Squid Game-boosted Netflix pulls in subscribers
Netflix reported billion-dollar profits and booming subscriber growth Tuesday that beat forecasts as global hits like Squid Game drew viewers in droves.
Analysts had been worried that a surge in Netflix subscriptions during pandemic lockdowns would be followed by a plunge as the world opened back up.
But the streaming entertainment star said that in the third quarter it made a profit of $1.45 billion on revenue that grew 16% to $7.5 billion in that period.
Subscribers jumped by 4.4 million, double the growth seen in the same quarter in 2020, allowing the platform to end the period with 214 million worldwide.
After rolling out a lighter-than-normal slate of content in the first half of this year due to Covid-related production delays, Netflix said it was finishing the year with "what we expect to be our strongest Q4 content offering yet."
"Our programming strategy is to provide members with a wide variety of high quality content that's loved and watched in large numbers," it said in a statement.
New seasons of original Netflix series Money Heist and Sex Education were the biggest returning shows, viewed by 69 million and 55 million households respectively, according to the Silicon Valley powerhouse.
Free speech controversy
Squid Game became Netflix's biggest show ever, watched by a "mind-boggling" 142 million households in the four weeks after its release in mid-September, executives said.
"The breadth of Squid Game's popularity is truly amazing; this show has been ranked as our #1 program in 94 countries," Netflix said.
Squid Game-themed products were on their way to retail outlets, Netflix told investors.
Most of the subscriber growth in the quarter came from the Asia-Pacific region, which accounted for 2.2 million added Netflix members.
Joe McCormack, senior analyst at Third Bridge, pointed to the power of the Squid Game phenomenon.
"Squid Game was Netflix's recent example of generating a global hit, with two-thirds of the company's total subscribers viewing the series in the first four weeks," he wrote.

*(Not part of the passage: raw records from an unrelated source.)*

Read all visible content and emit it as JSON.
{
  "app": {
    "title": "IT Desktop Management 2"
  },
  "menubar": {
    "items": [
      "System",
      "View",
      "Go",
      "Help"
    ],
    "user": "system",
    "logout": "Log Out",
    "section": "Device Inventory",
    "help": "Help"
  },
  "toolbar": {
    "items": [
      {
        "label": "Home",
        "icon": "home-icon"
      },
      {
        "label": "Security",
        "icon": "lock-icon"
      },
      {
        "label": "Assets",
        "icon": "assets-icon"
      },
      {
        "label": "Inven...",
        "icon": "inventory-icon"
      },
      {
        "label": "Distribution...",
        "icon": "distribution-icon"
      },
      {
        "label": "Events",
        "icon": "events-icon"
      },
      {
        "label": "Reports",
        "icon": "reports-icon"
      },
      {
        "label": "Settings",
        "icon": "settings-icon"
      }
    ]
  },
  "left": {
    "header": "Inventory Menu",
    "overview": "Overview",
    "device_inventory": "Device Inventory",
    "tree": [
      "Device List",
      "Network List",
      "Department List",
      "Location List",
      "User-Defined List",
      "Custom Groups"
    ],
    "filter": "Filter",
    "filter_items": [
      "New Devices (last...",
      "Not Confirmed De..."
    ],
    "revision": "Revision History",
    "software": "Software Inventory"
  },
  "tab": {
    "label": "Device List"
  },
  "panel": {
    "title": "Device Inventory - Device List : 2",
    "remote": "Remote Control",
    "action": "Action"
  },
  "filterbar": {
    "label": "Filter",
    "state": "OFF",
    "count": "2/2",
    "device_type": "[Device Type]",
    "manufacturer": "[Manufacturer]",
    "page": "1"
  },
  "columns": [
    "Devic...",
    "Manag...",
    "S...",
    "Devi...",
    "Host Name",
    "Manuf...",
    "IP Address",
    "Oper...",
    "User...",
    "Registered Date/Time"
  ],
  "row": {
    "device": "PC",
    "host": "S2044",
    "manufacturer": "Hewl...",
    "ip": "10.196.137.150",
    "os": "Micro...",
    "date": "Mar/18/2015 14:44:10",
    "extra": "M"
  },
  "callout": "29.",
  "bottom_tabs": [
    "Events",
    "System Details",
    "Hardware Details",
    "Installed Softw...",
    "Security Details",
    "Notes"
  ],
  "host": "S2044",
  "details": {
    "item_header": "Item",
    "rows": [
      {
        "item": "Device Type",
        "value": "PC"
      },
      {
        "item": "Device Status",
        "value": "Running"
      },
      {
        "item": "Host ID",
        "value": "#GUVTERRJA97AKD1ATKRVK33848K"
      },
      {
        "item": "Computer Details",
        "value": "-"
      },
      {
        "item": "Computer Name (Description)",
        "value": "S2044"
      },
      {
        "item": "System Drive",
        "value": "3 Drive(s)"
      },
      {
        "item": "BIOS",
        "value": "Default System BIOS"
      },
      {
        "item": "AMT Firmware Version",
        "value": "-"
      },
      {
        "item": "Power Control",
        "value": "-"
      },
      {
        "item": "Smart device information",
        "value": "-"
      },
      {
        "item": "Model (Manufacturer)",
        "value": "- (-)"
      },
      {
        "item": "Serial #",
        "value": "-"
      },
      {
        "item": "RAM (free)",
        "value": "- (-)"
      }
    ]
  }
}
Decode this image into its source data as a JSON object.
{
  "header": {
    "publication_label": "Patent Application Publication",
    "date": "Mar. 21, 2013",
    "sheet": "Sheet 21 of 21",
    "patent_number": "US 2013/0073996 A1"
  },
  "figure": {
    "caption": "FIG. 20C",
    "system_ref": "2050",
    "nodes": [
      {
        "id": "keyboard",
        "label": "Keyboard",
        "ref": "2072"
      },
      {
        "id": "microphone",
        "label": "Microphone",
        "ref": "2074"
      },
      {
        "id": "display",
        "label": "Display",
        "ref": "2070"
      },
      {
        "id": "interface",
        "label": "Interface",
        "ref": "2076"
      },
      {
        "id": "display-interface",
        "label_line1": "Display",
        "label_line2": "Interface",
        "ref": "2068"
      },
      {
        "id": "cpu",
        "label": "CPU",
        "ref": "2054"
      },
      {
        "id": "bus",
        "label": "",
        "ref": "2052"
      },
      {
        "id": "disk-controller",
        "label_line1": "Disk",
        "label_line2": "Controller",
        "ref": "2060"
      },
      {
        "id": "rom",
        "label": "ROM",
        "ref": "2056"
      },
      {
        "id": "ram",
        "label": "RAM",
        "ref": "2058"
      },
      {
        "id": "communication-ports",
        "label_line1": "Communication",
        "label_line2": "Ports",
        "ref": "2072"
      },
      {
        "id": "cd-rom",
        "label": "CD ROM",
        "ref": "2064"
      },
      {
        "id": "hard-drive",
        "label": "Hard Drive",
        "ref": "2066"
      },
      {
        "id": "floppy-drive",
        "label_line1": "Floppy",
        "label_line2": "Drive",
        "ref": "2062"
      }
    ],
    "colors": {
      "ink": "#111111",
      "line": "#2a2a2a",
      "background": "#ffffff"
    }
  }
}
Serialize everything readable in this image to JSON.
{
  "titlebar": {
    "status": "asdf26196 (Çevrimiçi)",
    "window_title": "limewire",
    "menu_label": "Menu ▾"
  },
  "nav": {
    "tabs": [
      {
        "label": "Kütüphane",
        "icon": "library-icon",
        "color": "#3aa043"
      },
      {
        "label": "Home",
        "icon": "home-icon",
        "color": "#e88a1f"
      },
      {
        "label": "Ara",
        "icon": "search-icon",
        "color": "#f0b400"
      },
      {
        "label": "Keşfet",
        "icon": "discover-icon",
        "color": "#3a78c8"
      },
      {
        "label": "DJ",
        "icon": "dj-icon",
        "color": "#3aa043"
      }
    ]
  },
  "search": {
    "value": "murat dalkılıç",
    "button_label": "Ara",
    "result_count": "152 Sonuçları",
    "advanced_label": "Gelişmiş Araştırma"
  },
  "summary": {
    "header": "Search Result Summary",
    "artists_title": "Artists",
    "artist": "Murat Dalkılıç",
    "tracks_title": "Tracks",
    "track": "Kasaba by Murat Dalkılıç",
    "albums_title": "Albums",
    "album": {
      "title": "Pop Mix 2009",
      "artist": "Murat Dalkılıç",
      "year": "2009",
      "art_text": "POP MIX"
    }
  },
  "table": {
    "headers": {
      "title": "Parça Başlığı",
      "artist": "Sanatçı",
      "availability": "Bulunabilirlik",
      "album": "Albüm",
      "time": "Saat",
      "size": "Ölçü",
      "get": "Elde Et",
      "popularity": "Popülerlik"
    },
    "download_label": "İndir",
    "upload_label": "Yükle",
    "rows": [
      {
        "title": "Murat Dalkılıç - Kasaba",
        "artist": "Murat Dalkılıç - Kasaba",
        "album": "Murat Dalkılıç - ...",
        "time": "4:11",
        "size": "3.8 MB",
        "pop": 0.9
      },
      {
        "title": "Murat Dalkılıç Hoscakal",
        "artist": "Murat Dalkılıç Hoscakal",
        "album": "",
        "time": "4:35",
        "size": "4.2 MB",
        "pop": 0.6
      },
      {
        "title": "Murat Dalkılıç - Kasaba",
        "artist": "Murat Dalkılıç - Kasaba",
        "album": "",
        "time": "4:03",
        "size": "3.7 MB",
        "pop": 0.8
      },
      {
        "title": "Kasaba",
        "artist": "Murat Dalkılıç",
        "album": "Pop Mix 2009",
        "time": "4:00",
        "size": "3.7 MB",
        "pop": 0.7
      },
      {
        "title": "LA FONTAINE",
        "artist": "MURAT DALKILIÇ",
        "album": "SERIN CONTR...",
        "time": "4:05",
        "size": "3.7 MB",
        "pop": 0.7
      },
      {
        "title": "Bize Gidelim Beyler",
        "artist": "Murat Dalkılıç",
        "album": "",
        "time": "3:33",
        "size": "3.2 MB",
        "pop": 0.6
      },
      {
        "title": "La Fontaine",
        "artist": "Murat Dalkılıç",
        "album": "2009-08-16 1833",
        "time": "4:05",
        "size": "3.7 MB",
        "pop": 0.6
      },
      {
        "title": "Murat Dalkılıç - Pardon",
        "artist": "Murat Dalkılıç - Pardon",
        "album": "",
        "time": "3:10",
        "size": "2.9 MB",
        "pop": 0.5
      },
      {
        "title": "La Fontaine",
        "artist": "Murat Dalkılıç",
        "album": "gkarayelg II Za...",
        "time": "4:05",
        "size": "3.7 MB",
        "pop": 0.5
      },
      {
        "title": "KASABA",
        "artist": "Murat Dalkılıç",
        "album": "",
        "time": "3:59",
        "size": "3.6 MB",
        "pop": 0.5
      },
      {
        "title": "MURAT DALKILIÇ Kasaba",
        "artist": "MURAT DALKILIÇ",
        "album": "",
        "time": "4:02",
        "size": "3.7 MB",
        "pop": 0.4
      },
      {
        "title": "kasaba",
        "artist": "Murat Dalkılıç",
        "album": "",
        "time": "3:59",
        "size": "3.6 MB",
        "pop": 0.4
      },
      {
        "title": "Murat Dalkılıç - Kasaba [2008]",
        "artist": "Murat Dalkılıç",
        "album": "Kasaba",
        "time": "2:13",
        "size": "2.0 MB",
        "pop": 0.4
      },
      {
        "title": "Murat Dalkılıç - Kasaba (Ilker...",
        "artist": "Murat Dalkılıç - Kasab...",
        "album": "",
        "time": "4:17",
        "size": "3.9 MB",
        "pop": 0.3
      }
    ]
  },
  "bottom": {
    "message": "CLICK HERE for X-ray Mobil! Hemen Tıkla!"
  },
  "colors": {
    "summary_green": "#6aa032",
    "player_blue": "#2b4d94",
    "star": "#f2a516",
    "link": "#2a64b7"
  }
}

But Netflix has also been plunged into America's culture wars by a Dave Chappelle comedy special that raises concerns about free speech and censorship, but has been slammed by its own employees as transphobic.
In "The Closer," boundary-pushing mega-star Chappelle responds to critics who have accused him of mocking transgender people in the past by asserting that "gender is a fact" and accusing LGBTQ people of being "too sensitive."
"In our country you can shoot and kill" a Black man, "but you'd better not hurt a gay person's feelings," says the stand-up comic, who is Black.
While the show has been condemned by LGBTQ groups -- including GLAAD, which cited studies linking stereotypes about minorities to real-world harm -- Netflix has so far stood firm, insisting the show will not be taken down.
But the streaming giant finds itself trapped at the center of arguably its most intense controversy yet.
Chappelle remains hugely popular, at a time when Netflix is competing with rivals such as HBO and Disney in the so-called streaming wars.
"We compete with a staggeringly large set of activities for consumers' time and attention like watching linear TV, reading a book, browsing TikTok, or playing Fortnite, to name just a few," executives said in the letter.
They noted that engagement at Netflix climbed 14 percent during the hours Facebook was hit with a major outage early this month.
Netflix said it is continuing to push into gaming, focusing on mobile devices first, in a methodical approach expected to take years to bear meaningful fruit.
"Imagine three years from now some future Squid Game is launching and it comes along with an incredible array of interactive or gaming options that is all built into the service," Netflix chief Reed Hastings said on an earnings call.
"A company like Disney is still ahead of us in some of those dimensions of putting that whole experience together but boy are we making progress."